Nottinghamshire County Council has 'good levels' of PPE to manage a potential winter Covid spike
Nottinghamshire County Council’s current stock of PPE gives the “assurance” it can manage a potential Covid peak this winter, an official has said.
And the coming winter months will be used to assess the council’s planning, ahead of the Government ending its provision of free PPE in March next year.
Council papers say the authority has “good levels of stock” for items such as masks and visors, which remain mandatory within the health and social care setting.
When the pandemic first struck, however, council teams were stockpiling PPE items at County Hall and spent almost £2.7 million acquiring the equipment within the first two months.
The council has since created a PPE warehouse full of both its own stock and Department of Health and Social Care items, kept in preparation for future outbreaks.
However, this comes ahead of Government plans to halt its programme of free PPE for local councils in March 2022.
After this point, local authorities must pay for any equipment they require to support health and social care staff.
But Kaj Ghattaora, group manager for procurement at the council, told the finance committee on Monday September 6 the council is preparing for this change.
She said: “Last year we were in a responsive mode but now we’ve got a strong team, a warehouse [and] a really good stock-management system.
“We’ve got good levels of stock, both from DHSC and our own, and that provides us with the assurance we can manage any peak we may face in the winter.

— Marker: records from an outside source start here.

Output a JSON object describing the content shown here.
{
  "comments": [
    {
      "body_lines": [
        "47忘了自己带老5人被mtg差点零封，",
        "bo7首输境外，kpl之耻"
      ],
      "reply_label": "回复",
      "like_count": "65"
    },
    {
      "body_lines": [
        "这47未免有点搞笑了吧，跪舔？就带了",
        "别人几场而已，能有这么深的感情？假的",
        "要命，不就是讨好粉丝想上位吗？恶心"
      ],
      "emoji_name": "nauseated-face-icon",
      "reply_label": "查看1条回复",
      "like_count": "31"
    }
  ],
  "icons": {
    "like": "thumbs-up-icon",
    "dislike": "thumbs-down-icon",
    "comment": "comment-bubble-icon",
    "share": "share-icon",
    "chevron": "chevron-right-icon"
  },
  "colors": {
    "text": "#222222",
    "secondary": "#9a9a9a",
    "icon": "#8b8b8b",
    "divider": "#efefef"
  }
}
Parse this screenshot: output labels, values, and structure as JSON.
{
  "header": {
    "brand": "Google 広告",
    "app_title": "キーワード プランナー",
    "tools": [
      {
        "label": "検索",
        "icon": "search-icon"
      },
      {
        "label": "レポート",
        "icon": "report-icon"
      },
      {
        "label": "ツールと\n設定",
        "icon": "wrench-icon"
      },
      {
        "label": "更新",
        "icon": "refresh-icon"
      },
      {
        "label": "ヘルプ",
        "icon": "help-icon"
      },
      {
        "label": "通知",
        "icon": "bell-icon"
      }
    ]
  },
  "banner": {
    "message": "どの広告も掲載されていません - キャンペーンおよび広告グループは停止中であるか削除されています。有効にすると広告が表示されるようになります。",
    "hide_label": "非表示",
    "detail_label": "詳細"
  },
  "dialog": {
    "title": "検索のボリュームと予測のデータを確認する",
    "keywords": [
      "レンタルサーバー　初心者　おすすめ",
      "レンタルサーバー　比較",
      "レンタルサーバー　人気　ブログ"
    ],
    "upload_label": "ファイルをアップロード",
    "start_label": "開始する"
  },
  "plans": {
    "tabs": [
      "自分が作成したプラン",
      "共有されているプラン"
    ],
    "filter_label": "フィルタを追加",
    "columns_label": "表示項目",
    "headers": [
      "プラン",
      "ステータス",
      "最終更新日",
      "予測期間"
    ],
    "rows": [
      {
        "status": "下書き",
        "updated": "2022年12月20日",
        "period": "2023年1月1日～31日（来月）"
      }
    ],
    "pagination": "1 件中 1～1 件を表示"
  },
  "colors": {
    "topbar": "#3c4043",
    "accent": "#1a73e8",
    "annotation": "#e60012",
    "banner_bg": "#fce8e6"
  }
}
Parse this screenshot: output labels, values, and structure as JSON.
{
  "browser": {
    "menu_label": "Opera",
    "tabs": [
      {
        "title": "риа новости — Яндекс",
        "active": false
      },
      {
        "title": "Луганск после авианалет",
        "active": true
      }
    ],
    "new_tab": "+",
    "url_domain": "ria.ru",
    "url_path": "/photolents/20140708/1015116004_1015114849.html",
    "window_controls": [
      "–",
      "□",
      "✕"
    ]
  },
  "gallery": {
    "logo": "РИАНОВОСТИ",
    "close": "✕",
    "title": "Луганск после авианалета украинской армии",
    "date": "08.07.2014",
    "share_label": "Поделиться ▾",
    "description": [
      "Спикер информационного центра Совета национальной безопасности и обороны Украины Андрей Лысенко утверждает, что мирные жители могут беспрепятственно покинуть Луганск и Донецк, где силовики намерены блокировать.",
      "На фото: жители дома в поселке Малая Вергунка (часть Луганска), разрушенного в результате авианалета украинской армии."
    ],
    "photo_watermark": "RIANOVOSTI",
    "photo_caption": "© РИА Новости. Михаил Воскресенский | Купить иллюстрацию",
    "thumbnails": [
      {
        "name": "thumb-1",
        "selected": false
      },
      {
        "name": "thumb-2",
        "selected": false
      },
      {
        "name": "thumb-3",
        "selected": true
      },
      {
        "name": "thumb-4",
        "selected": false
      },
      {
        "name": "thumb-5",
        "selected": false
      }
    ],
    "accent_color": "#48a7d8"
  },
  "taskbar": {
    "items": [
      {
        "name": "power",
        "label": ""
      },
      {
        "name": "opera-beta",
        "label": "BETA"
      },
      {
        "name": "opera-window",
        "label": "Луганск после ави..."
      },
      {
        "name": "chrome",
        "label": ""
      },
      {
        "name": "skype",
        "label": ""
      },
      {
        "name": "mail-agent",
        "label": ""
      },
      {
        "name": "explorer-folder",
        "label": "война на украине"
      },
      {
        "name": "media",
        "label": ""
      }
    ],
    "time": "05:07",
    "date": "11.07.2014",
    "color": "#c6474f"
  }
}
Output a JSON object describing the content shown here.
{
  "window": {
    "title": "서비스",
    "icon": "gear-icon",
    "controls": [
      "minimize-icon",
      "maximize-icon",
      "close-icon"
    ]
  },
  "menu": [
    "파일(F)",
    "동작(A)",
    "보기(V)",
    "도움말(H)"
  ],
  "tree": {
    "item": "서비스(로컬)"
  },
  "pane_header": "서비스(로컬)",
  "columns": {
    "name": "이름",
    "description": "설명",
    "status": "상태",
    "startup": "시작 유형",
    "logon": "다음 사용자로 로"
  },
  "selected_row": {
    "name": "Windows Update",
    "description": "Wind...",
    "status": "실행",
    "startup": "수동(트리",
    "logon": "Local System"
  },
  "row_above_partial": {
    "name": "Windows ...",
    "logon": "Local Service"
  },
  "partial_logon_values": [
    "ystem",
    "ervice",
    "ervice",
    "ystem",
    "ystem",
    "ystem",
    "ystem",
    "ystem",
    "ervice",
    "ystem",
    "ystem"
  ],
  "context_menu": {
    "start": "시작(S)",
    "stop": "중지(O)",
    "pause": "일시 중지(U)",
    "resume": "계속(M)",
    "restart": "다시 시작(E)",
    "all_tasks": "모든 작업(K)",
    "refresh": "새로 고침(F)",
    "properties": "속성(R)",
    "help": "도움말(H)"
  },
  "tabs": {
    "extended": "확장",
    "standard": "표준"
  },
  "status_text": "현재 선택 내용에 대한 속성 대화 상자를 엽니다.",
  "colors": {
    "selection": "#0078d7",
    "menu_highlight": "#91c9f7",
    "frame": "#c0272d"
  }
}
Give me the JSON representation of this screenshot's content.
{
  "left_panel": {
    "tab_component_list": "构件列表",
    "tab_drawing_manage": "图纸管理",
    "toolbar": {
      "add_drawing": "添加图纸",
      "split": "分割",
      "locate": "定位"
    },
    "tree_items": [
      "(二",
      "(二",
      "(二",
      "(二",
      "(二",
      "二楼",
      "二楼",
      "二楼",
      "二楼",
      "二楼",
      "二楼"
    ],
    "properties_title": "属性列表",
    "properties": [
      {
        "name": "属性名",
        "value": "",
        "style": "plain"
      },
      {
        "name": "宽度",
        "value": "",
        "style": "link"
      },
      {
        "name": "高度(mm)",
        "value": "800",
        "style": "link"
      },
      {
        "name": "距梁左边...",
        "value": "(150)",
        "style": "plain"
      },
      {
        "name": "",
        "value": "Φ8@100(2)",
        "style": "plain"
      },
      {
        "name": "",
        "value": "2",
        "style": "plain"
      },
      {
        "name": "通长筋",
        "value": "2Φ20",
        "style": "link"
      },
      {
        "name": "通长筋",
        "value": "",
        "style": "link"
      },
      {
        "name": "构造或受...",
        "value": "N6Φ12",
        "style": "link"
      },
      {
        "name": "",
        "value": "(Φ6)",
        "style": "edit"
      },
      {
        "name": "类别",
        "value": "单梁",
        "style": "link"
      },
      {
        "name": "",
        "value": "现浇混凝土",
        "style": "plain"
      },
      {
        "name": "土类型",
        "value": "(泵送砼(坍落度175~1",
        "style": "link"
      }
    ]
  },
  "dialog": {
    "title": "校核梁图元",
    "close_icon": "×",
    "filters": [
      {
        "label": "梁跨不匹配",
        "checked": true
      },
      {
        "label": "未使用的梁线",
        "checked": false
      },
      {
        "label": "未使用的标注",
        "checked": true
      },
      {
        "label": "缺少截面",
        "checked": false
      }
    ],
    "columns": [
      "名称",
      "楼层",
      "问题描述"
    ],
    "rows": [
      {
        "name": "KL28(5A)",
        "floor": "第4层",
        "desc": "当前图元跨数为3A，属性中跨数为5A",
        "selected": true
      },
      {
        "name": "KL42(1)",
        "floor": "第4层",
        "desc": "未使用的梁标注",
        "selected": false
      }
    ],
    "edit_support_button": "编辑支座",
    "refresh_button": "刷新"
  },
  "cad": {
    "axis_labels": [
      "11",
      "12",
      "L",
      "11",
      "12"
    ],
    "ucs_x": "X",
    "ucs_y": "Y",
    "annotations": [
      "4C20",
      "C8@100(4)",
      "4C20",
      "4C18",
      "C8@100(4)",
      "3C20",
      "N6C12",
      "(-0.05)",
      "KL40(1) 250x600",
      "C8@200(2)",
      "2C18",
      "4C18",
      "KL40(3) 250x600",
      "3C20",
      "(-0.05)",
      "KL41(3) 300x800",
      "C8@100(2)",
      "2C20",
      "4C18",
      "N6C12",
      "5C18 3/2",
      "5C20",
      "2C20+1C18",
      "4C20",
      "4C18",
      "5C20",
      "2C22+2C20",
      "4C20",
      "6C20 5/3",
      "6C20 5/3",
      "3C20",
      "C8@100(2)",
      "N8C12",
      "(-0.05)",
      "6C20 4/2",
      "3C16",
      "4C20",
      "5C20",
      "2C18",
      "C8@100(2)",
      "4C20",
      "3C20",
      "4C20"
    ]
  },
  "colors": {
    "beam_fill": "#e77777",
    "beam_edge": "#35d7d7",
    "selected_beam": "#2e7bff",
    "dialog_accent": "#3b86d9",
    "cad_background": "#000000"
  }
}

“In terms of future PPE provision, we’re going to take stock of what the winter looks like, and what impact that has on PPE.
“We’ll be looking to bring a further report sometime in the new year, with outlines for what we do beyond March 2022.”
The council documents say spending on PPE reduced to as low as £85.75 in May 2021, down from more than £2.4 million in April last year.
But the meeting heard concerns from some councillors, who fear Covid “is not going to go away”.
Councillor Lee Waters, who represents Hucknall South, said: “Whilst I welcome this report, I have concerns about the financial impact on this authority when we no longer receive financial support after March 31, 2022.
“Covid is not going to go away and remains a particular problem in north Nottinghamshire.
“If Covid remains a significant issue after March 31, 2022, do we expect the DHSC to extend its financial support accordingly?”
Responding to the concerns, Coun Richard Jackson, chairman of the finance committee, said the authority has ample reserve cash to acquire PPE if or when the DHSC support ends.
He added: “We have put money into our Covid reserve to deal with this sort of cost, which we know will come up.
“We have got plans and we’ve got stocks of PPE as and when it’s required, but we obviously don’t know what the requirement is going to be at this stage.”